[Record extracts]
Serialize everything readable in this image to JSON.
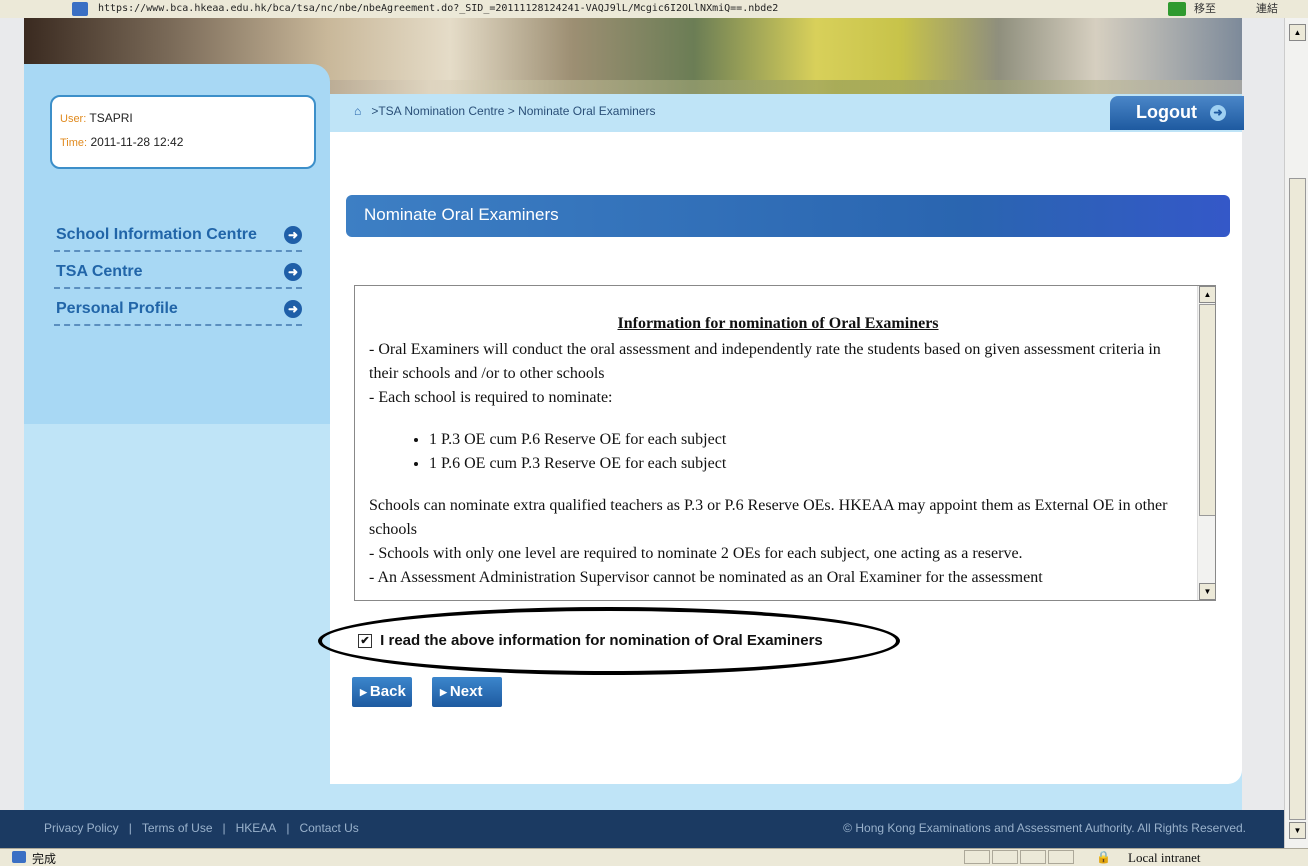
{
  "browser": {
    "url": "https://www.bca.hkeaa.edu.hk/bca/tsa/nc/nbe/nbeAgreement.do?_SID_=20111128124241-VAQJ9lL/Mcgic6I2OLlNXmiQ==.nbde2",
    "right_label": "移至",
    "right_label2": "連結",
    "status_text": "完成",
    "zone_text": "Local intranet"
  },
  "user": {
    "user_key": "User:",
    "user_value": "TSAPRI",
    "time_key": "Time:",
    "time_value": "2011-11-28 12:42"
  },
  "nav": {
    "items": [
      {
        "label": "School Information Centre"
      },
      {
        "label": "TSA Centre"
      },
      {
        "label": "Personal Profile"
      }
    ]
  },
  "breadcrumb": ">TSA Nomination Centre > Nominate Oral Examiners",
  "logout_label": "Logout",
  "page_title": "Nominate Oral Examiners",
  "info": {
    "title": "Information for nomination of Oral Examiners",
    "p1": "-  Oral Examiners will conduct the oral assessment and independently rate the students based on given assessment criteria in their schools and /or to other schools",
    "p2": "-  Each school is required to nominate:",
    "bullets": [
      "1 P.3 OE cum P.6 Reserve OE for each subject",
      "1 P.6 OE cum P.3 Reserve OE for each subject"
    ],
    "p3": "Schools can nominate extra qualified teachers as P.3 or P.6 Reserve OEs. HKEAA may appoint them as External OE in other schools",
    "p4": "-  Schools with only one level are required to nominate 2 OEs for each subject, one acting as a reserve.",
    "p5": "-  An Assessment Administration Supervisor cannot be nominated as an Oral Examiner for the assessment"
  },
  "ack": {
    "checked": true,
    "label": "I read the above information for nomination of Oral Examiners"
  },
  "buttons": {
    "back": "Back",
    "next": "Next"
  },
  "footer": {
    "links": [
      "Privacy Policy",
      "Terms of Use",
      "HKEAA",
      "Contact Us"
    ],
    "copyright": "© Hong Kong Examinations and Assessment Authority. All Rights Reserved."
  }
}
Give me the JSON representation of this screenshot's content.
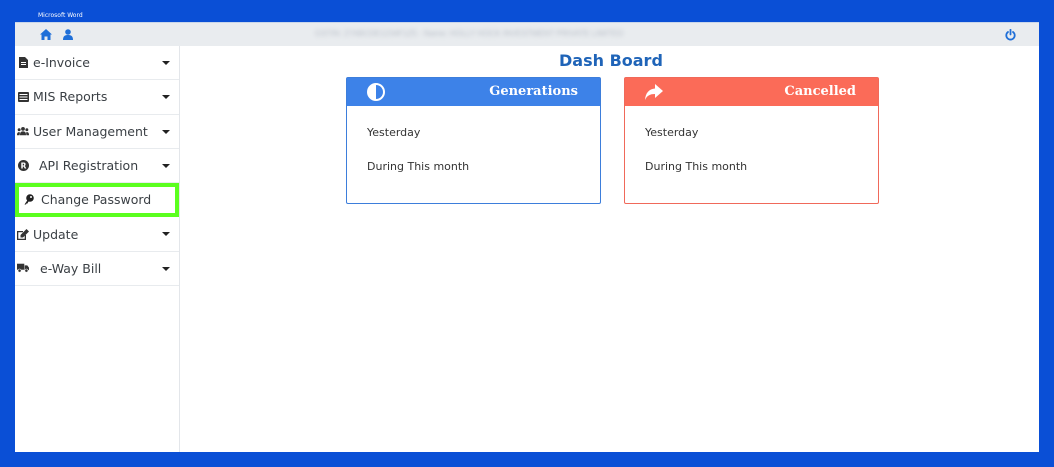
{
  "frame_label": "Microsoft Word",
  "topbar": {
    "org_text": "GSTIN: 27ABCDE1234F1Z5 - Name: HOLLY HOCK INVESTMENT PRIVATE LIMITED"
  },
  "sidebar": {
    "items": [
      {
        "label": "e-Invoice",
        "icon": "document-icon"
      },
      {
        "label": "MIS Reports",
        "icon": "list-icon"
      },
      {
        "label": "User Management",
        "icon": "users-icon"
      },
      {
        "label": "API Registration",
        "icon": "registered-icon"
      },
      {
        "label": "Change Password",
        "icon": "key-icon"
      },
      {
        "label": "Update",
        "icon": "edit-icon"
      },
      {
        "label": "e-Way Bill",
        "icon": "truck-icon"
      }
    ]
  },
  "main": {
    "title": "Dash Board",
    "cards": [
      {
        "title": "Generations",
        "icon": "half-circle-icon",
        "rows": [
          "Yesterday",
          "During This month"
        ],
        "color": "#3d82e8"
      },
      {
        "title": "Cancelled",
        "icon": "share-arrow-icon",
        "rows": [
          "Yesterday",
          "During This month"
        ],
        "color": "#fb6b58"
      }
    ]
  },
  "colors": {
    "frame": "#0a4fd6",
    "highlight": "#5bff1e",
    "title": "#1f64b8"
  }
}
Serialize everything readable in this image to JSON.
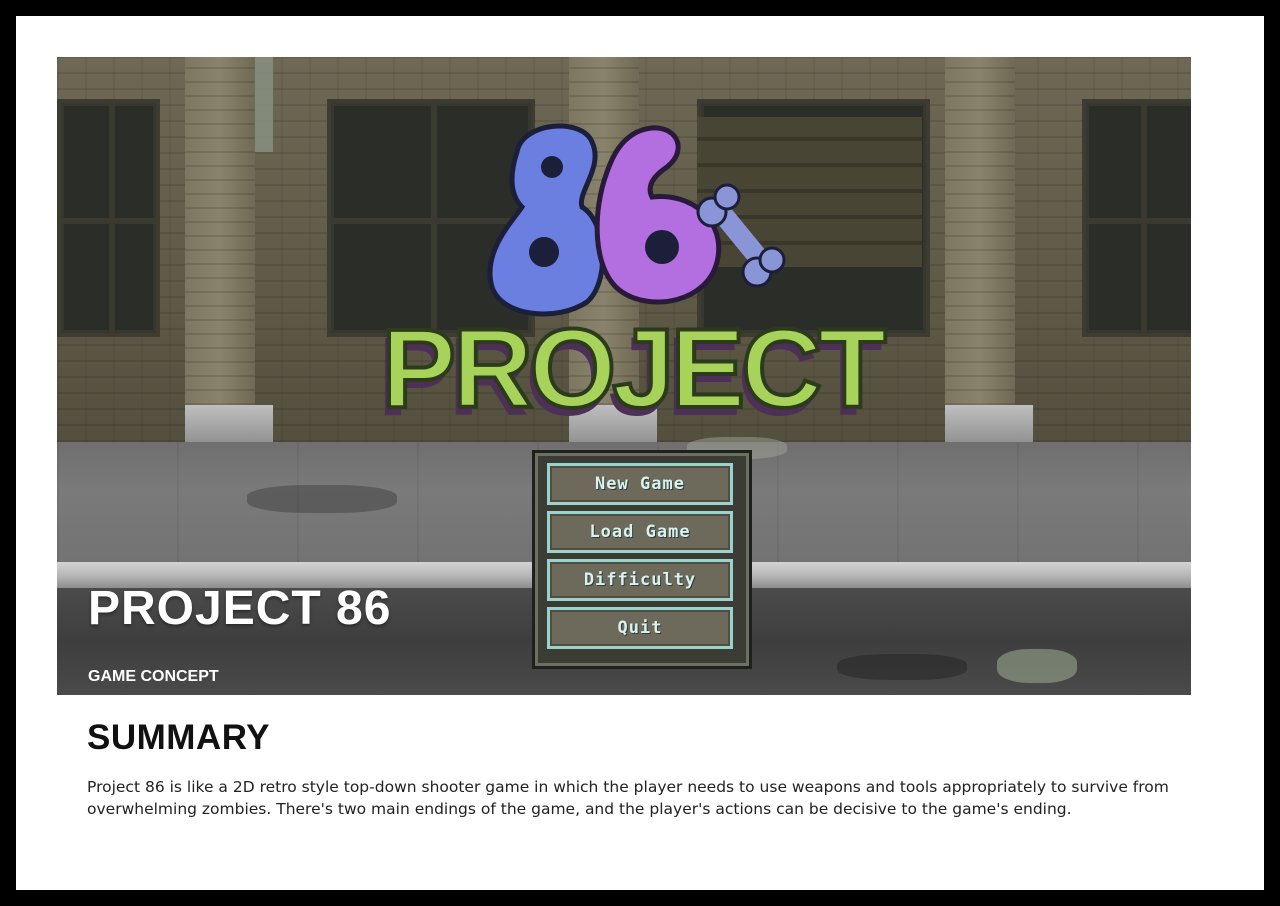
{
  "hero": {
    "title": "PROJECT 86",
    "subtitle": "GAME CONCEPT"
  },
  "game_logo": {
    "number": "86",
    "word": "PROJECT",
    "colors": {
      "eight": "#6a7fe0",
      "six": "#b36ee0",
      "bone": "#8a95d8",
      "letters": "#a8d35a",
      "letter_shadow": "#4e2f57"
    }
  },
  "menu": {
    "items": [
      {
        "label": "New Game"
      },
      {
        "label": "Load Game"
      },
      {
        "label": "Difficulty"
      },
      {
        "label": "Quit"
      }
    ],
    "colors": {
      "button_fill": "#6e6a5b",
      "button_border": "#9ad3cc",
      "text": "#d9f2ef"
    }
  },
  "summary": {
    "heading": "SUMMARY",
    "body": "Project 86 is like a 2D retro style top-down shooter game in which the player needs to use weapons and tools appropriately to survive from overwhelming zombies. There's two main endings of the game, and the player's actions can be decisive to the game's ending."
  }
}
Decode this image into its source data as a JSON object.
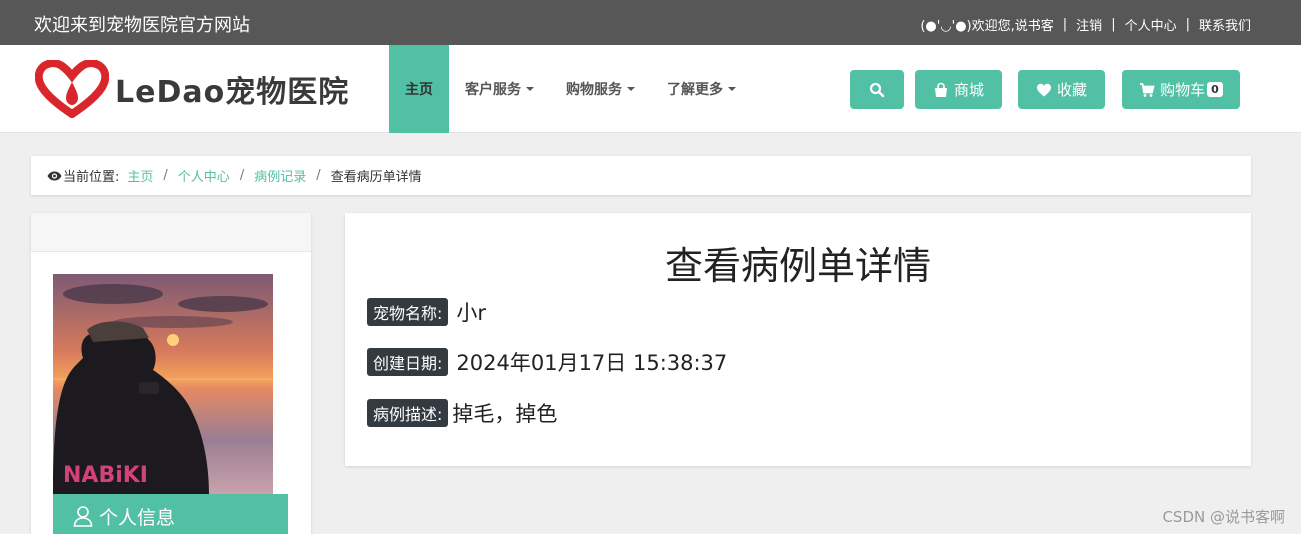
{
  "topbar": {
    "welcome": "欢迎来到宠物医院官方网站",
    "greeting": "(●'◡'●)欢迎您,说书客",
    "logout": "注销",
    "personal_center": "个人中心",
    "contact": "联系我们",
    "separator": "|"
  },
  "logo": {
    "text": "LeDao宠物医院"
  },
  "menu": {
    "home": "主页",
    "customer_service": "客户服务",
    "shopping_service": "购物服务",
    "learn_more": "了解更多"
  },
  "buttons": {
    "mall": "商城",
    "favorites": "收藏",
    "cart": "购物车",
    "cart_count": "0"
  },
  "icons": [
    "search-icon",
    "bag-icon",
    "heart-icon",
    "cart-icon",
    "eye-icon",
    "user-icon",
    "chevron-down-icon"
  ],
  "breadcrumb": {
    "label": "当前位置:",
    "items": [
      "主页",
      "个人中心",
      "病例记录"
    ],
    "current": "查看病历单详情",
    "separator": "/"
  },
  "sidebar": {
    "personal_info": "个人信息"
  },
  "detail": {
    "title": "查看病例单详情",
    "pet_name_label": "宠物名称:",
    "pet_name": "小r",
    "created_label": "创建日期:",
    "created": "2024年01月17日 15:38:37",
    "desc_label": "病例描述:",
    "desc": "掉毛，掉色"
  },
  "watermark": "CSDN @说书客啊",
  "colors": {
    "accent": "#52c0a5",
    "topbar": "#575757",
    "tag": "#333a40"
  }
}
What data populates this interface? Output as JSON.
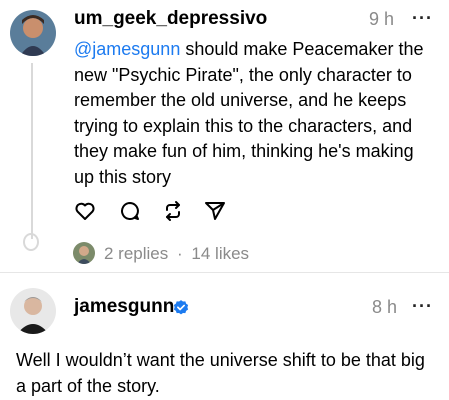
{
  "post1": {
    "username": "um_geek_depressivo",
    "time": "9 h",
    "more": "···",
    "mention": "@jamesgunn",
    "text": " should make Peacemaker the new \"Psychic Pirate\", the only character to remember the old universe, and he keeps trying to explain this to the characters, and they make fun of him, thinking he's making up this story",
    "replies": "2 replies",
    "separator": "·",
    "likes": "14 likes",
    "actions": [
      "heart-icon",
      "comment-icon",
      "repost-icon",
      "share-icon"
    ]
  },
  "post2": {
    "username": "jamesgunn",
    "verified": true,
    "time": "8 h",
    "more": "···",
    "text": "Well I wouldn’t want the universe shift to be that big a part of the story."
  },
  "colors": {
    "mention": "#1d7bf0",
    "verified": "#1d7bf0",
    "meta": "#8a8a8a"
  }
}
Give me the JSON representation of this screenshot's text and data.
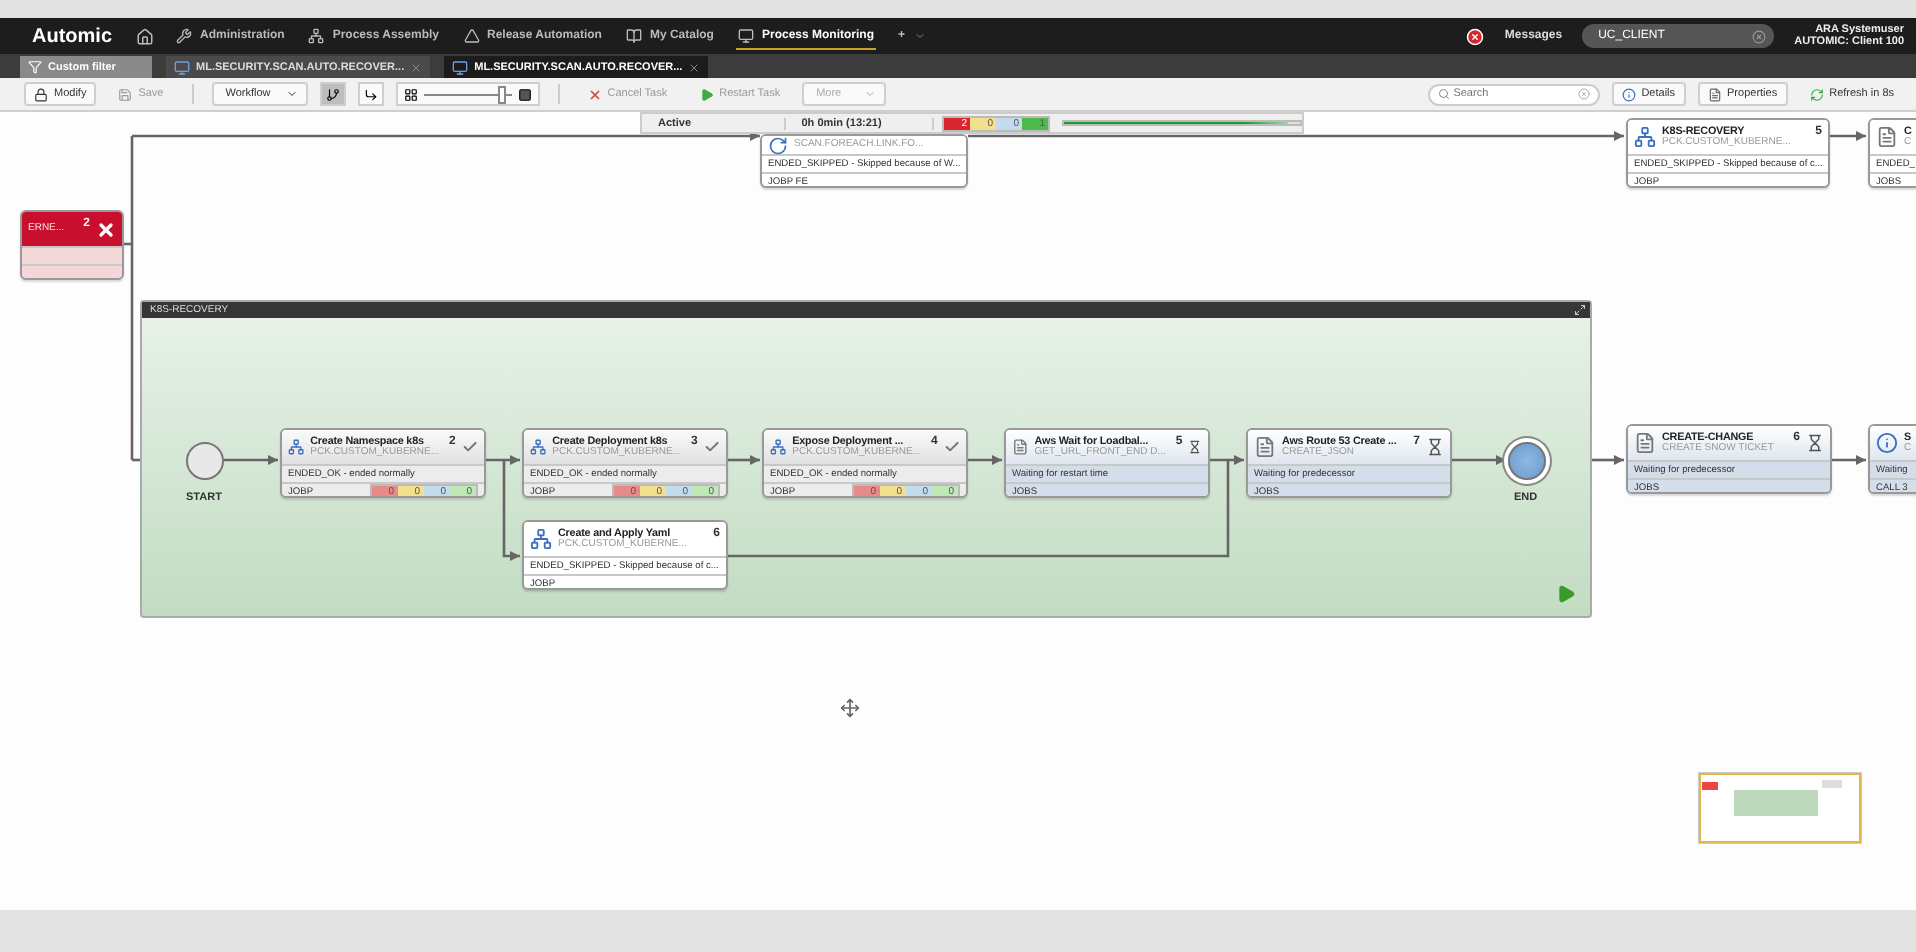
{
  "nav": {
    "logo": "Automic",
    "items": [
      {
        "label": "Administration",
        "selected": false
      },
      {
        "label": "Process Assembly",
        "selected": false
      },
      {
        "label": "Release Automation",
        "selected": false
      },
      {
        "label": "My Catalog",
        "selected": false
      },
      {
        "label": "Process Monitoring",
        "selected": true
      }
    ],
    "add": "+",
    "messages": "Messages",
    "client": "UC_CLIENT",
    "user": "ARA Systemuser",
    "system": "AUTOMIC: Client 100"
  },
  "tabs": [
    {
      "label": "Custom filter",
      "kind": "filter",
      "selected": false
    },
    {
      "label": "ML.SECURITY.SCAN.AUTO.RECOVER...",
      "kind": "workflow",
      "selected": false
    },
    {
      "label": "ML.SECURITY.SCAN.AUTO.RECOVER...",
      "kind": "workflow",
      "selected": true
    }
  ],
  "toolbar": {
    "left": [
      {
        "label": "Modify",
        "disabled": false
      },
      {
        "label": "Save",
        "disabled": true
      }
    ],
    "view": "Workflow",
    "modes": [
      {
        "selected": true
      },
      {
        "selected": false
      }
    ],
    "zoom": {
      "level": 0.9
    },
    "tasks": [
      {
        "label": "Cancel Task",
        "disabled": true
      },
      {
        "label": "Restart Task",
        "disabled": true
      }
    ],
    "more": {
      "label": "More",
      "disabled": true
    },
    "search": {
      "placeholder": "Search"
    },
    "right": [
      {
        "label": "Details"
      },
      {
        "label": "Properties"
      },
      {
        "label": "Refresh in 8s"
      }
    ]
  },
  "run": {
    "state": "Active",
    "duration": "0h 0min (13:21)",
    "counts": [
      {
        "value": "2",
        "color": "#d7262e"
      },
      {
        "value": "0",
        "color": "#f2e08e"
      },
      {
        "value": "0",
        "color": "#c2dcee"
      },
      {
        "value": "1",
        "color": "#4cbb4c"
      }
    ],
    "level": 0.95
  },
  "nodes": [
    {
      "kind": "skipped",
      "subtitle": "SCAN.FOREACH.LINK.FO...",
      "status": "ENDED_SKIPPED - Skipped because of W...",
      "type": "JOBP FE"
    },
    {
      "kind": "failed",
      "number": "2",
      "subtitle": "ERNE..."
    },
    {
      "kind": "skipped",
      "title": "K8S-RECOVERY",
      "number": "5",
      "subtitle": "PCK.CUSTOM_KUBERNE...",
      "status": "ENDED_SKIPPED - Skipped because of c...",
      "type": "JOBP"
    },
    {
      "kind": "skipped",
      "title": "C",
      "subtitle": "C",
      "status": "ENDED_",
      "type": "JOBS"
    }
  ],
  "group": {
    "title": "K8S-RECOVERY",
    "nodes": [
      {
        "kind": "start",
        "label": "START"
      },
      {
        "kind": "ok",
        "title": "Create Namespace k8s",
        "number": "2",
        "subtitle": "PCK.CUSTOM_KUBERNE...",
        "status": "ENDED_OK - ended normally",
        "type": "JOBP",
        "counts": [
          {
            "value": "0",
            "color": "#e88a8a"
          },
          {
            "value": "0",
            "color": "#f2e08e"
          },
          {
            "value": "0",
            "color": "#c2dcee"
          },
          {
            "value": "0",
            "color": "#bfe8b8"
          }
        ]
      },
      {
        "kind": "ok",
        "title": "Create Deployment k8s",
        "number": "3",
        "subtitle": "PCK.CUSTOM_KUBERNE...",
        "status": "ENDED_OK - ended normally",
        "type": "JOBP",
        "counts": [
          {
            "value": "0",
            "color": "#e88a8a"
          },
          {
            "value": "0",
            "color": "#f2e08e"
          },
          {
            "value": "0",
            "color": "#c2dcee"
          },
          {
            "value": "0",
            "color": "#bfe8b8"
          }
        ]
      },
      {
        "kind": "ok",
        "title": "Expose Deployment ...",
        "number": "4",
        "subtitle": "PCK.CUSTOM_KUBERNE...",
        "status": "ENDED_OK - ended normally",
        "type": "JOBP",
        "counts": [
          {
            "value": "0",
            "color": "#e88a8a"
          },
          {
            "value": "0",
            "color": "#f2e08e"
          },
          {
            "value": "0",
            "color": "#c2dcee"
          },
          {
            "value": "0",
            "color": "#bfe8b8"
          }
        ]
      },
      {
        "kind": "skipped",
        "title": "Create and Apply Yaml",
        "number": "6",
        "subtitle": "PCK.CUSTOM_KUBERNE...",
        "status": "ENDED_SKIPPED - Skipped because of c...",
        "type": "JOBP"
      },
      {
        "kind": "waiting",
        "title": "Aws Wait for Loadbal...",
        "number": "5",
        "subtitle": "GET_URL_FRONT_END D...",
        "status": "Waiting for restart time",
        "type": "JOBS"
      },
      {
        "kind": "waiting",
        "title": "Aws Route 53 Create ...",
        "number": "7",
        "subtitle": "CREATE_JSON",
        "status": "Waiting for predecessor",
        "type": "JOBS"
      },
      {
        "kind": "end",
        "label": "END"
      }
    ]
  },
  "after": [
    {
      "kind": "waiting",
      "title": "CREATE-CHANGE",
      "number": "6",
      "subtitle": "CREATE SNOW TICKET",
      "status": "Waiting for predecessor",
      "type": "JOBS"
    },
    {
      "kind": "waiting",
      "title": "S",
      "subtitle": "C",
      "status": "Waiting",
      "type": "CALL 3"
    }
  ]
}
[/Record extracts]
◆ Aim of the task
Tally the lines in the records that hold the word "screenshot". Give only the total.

◆ Response to the exercise
2